*To do*: If an entry holds a picture, drop the picture but restate the entry word for word.

*Data supplied*:
......

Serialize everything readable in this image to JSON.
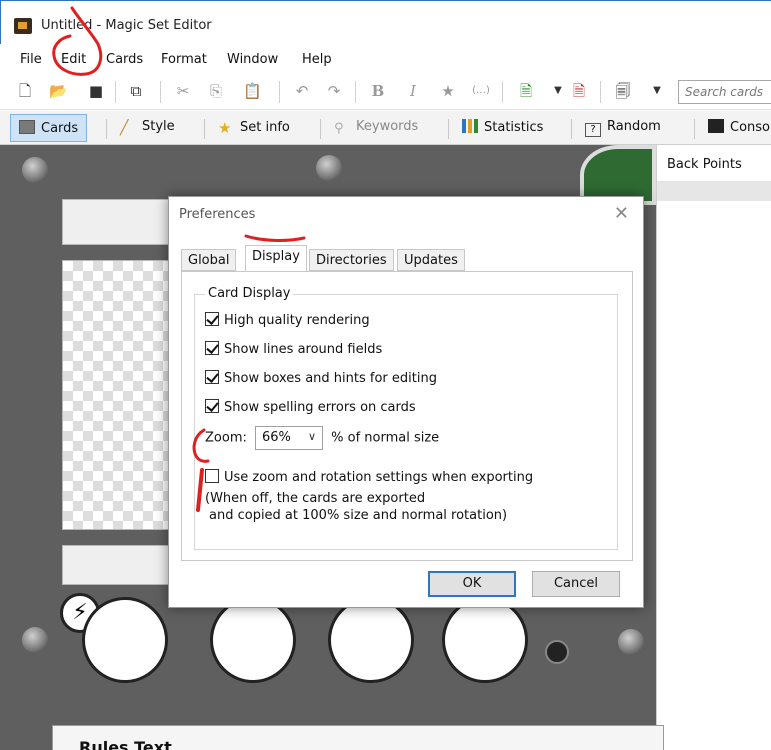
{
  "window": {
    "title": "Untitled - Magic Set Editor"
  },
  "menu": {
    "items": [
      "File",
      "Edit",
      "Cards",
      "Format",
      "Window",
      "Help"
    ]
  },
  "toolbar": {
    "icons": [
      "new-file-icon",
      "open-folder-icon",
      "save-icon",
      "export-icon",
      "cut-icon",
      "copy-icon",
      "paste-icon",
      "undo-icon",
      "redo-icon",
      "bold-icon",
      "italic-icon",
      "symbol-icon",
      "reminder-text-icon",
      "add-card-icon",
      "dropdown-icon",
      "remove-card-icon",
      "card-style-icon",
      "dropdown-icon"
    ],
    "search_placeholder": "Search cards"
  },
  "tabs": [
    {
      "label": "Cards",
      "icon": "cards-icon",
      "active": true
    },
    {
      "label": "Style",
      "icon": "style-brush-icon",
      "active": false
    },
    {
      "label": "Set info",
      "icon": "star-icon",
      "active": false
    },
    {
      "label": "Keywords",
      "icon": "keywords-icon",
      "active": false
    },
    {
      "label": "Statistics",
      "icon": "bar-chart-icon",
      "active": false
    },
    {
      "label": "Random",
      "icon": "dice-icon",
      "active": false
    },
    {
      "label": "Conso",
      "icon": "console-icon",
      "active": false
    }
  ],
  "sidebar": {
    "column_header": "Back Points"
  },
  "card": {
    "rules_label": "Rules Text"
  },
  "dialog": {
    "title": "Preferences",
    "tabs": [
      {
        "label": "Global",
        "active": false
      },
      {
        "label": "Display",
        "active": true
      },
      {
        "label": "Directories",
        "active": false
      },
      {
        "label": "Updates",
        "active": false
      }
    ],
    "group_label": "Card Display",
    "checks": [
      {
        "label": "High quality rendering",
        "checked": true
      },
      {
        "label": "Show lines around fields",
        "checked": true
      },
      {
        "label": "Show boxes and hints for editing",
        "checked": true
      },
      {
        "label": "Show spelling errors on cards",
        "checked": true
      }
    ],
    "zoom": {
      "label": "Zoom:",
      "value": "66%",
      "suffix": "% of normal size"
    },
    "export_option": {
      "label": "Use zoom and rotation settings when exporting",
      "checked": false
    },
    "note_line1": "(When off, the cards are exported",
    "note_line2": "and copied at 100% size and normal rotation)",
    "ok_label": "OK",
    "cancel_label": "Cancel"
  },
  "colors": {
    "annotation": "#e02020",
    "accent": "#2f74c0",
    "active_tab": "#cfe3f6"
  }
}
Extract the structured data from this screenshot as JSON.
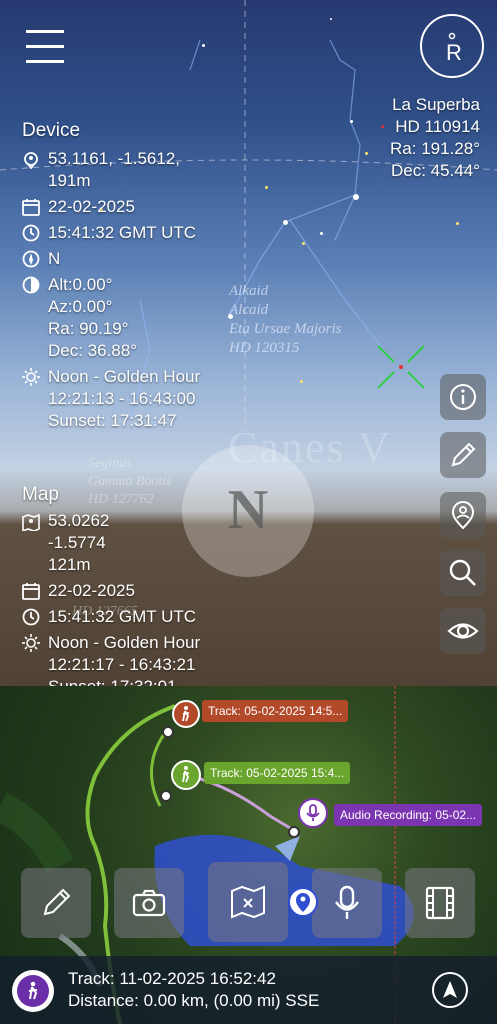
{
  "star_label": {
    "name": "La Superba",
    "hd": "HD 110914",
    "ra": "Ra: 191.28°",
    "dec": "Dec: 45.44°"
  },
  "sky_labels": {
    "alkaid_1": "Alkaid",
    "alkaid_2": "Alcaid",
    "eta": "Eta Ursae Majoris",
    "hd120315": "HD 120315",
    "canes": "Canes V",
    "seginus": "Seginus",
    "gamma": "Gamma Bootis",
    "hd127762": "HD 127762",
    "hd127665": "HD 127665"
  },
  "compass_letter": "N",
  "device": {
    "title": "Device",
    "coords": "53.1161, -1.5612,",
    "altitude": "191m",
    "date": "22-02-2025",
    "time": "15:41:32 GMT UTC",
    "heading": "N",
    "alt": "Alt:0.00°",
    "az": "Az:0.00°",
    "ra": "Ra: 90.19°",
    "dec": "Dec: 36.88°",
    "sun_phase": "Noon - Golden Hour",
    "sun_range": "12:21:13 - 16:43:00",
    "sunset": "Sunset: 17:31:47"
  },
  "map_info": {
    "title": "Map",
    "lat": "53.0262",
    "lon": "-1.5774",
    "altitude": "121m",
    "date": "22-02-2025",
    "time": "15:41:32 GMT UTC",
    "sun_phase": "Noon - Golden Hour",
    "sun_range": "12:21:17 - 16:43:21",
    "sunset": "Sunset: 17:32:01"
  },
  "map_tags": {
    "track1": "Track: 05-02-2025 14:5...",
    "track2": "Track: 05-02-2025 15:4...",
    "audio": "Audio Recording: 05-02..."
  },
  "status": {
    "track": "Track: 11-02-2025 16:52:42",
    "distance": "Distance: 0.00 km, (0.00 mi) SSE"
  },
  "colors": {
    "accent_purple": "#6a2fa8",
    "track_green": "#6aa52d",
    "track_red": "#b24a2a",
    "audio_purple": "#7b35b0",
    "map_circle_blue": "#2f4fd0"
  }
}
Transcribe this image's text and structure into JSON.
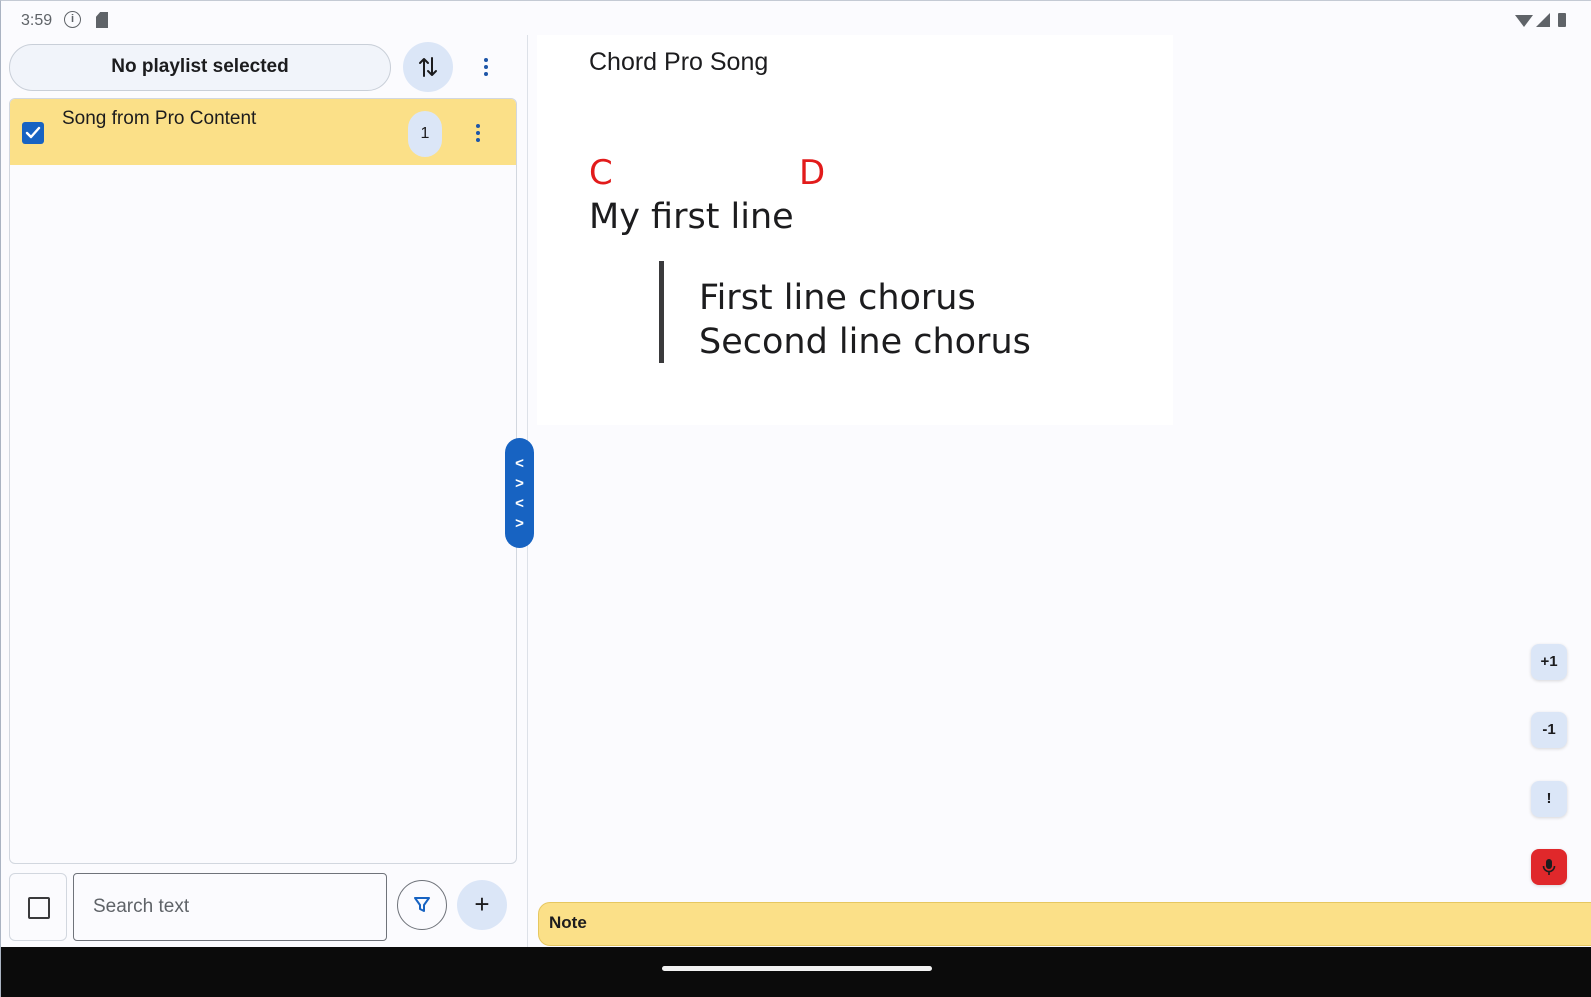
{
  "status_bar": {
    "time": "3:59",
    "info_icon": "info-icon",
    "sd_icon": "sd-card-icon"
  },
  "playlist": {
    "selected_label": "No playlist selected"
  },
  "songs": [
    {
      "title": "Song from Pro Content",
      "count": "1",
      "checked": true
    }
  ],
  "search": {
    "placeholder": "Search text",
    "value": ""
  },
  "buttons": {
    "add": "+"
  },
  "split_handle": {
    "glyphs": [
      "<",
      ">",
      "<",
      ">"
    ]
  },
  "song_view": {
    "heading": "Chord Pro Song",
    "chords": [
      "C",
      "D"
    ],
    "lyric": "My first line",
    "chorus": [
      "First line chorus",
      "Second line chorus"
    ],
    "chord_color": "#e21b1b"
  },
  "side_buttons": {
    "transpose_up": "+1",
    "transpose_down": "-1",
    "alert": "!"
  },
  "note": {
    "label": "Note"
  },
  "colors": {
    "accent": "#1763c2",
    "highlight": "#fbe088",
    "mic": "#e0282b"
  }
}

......

*Task result*:
Serialize everything readable in this image to JSON.
{
  "window": {
    "title": "Untitled - Magic Set Editor"
  },
  "menu": {
    "items": [
      "File",
      "Edit",
      "Cards",
      "Format",
      "Window",
      "Help"
    ]
  },
  "toolbar": {
    "icons": [
      "new-file-icon",
      "open-folder-icon",
      "save-icon",
      "export-icon",
      "cut-icon",
      "copy-icon",
      "paste-icon",
      "undo-icon",
      "redo-icon",
      "bold-icon",
      "italic-icon",
      "symbol-icon",
      "reminder-text-icon",
      "add-card-icon",
      "dropdown-icon",
      "remove-card-icon",
      "card-style-icon",
      "dropdown-icon"
    ],
    "search_placeholder": "Search cards"
  },
  "tabs": [
    {
      "label": "Cards",
      "icon": "cards-icon",
      "active": true
    },
    {
      "label": "Style",
      "icon": "style-brush-icon",
      "active": false
    },
    {
      "label": "Set info",
      "icon": "star-icon",
      "active": false
    },
    {
      "label": "Keywords",
      "icon": "keywords-icon",
      "active": false
    },
    {
      "label": "Statistics",
      "icon": "bar-chart-icon",
      "active": false
    },
    {
      "label": "Random",
      "icon": "dice-icon",
      "active": false
    },
    {
      "label": "Conso",
      "icon": "console-icon",
      "active": false
    }
  ],
  "sidebar": {
    "column_header": "Back Points"
  },
  "card": {
    "rules_label": "Rules Text"
  },
  "dialog": {
    "title": "Preferences",
    "tabs": [
      {
        "label": "Global",
        "active": false
      },
      {
        "label": "Display",
        "active": true
      },
      {
        "label": "Directories",
        "active": false
      },
      {
        "label": "Updates",
        "active": false
      }
    ],
    "group_label": "Card Display",
    "checks": [
      {
        "label": "High quality rendering",
        "checked": true
      },
      {
        "label": "Show lines around fields",
        "checked": true
      },
      {
        "label": "Show boxes and hints for editing",
        "checked": true
      },
      {
        "label": "Show spelling errors on cards",
        "checked": true
      }
    ],
    "zoom": {
      "label": "Zoom:",
      "value": "66%",
      "suffix": "% of normal size"
    },
    "export_option": {
      "label": "Use zoom and rotation settings when exporting",
      "checked": false
    },
    "note_line1": "(When off, the cards are exported",
    "note_line2": "and copied at 100% size and normal rotation)",
    "ok_label": "OK",
    "cancel_label": "Cancel"
  },
  "colors": {
    "annotation": "#e02020",
    "accent": "#2f74c0",
    "active_tab": "#cfe3f6"
  }
}
Extract the structured data from this screenshot as JSON.
{
  "star_label": {
    "name": "La Superba",
    "hd": "HD 110914",
    "ra": "Ra: 191.28°",
    "dec": "Dec: 45.44°"
  },
  "sky_labels": {
    "alkaid_1": "Alkaid",
    "alkaid_2": "Alcaid",
    "eta": "Eta Ursae Majoris",
    "hd120315": "HD 120315",
    "canes": "Canes V",
    "seginus": "Seginus",
    "gamma": "Gamma Bootis",
    "hd127762": "HD 127762",
    "hd127665": "HD 127665"
  },
  "compass_letter": "N",
  "device": {
    "title": "Device",
    "coords": "53.1161, -1.5612,",
    "altitude": "191m",
    "date": "22-02-2025",
    "time": "15:41:32 GMT UTC",
    "heading": "N",
    "alt": "Alt:0.00°",
    "az": "Az:0.00°",
    "ra": "Ra: 90.19°",
    "dec": "Dec: 36.88°",
    "sun_phase": "Noon - Golden Hour",
    "sun_range": "12:21:13 - 16:43:00",
    "sunset": "Sunset: 17:31:47"
  },
  "map_info": {
    "title": "Map",
    "lat": "53.0262",
    "lon": "-1.5774",
    "altitude": "121m",
    "date": "22-02-2025",
    "time": "15:41:32 GMT UTC",
    "sun_phase": "Noon - Golden Hour",
    "sun_range": "12:21:17 - 16:43:21",
    "sunset": "Sunset: 17:32:01"
  },
  "map_tags": {
    "track1": "Track: 05-02-2025 14:5...",
    "track2": "Track: 05-02-2025 15:4...",
    "audio": "Audio Recording: 05-02..."
  },
  "status": {
    "track": "Track: 11-02-2025 16:52:42",
    "distance": "Distance: 0.00 km, (0.00 mi) SSE"
  },
  "colors": {
    "accent_purple": "#6a2fa8",
    "track_green": "#6aa52d",
    "track_red": "#b24a2a",
    "audio_purple": "#7b35b0",
    "map_circle_blue": "#2f4fd0"
  }
}
Transcribe this image's text and structure into JSON.
{
  "status_bar": {
    "time": "3:59",
    "info_icon": "info-icon",
    "sd_icon": "sd-card-icon"
  },
  "playlist": {
    "selected_label": "No playlist selected"
  },
  "songs": [
    {
      "title": "Song from Pro Content",
      "count": "1",
      "checked": true
    }
  ],
  "search": {
    "placeholder": "Search text",
    "value": ""
  },
  "buttons": {
    "add": "+"
  },
  "split_handle": {
    "glyphs": [
      "<",
      ">",
      "<",
      ">"
    ]
  },
  "song_view": {
    "heading": "Chord Pro Song",
    "chords": [
      "C",
      "D"
    ],
    "lyric": "My first line",
    "chorus": [
      "First line chorus",
      "Second line chorus"
    ],
    "chord_color": "#e21b1b"
  },
  "side_buttons": {
    "transpose_up": "+1",
    "transpose_down": "-1",
    "alert": "!"
  },
  "note": {
    "label": "Note"
  },
  "colors": {
    "accent": "#1763c2",
    "highlight": "#fbe088",
    "mic": "#e0282b"
  }
}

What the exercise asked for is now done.